No, the treaty goes into- effect after ratification, and the ratification means, not merely the approval by the legislative chambers, but the formal exchange of ratification, as it is called by the diplomatic world, which will have to take place at Paris. Until that formality occurs, the treaty can in no case come into operation. That cannot take place until after the parliament of Canada has approved of the supplementary treaty, and until the French chambers have approved of the supplementary treaty. My view in that respect was that we properly hastened to give approval to the treaty last year, but we found that our French brethren were not able to proceed so rapidlv. We think it is only proper that we should now await their action before asking the parliament of Canada to take further steps.
I am sorry tha we cannot agree to this motion; the rules of the House must be observed with regard to this Bill. There is strong objection taken to it, and without the unanimous consent we cannot proceed.
Mr. SMYTH-by Mr. Schaffner-asked:
t. What were the yearly receipts from the Honora dock, Manitoulin island, during its existence, reported by the wharfinger, and what was the tonnage yearly landed at the dock?

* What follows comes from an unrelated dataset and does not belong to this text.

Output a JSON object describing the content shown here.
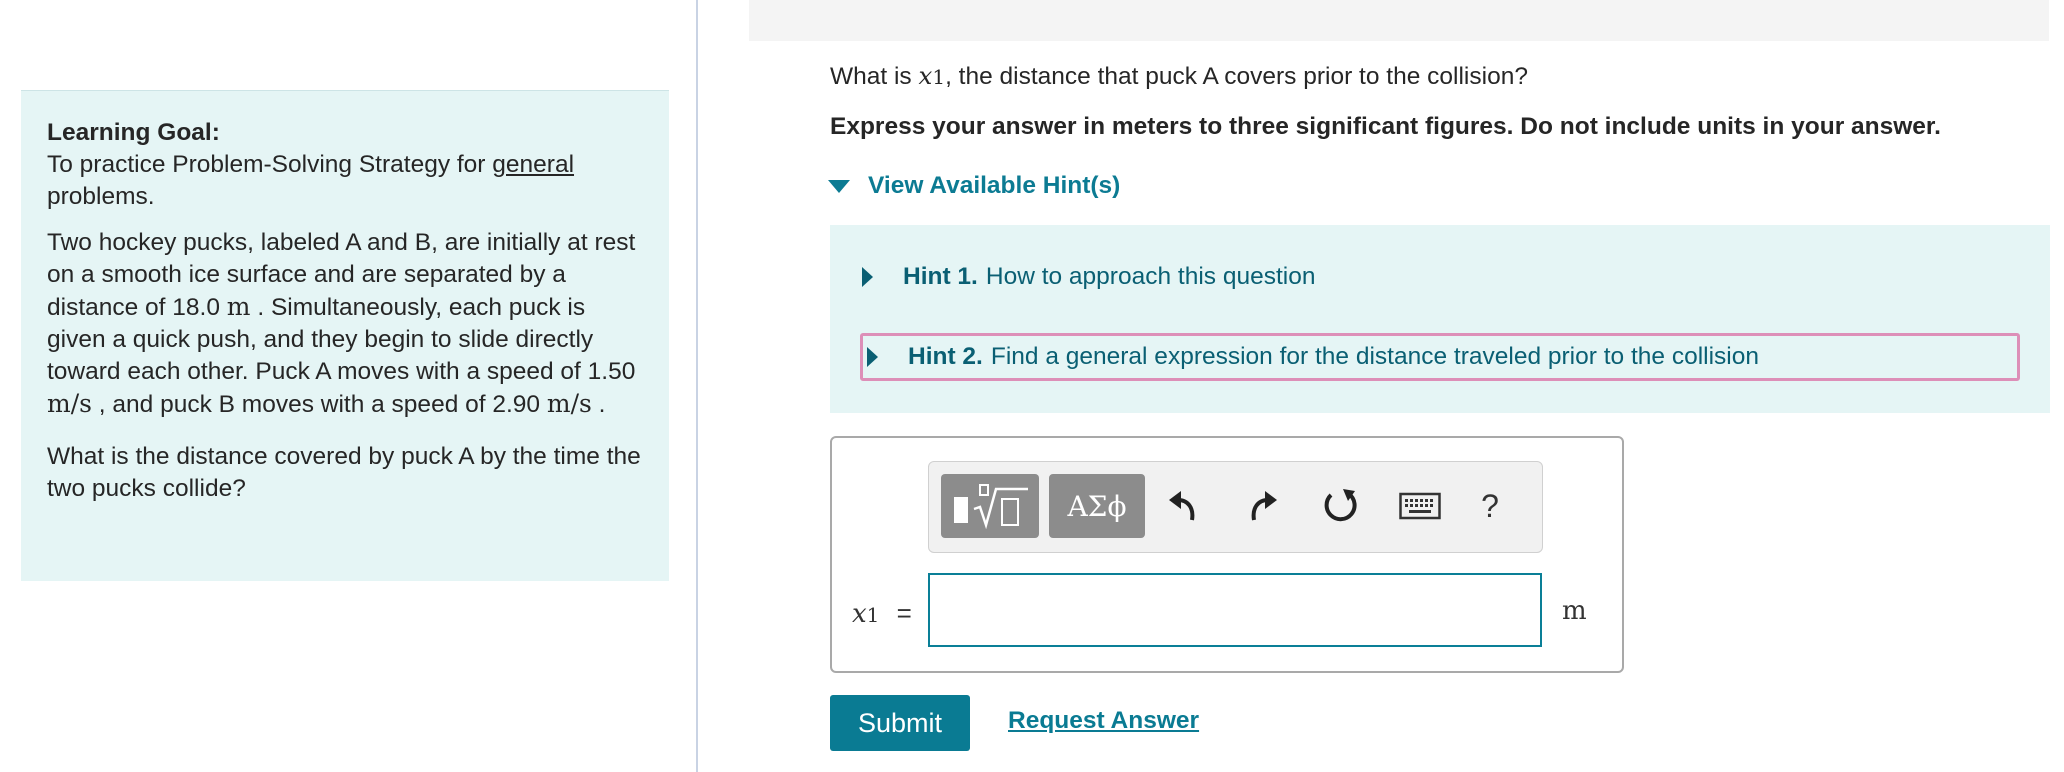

Hon. L. P. BRODEUR (Minister of Marine and Fisheries):
(Minister of Marine and Fisheries)
1. Assuming the school lands to comprise one-eighteenth of the total area of the province, that is to say two sections out of thirty-six, the area of school lands still unsold would be approximately 8,312,000 acres.
2. The amount in the Alberta school fund was on March 31, 1909,-$506,581.28. (This is subject to revision on the final adjustment of the revenue for the fiscal year ending March 31, 1909).
3. The total amount of deferred payments on March 31 last was $1,168,523.17. (This amount also is subject to revision on the final adjustment of the revenue for the past fiscal year).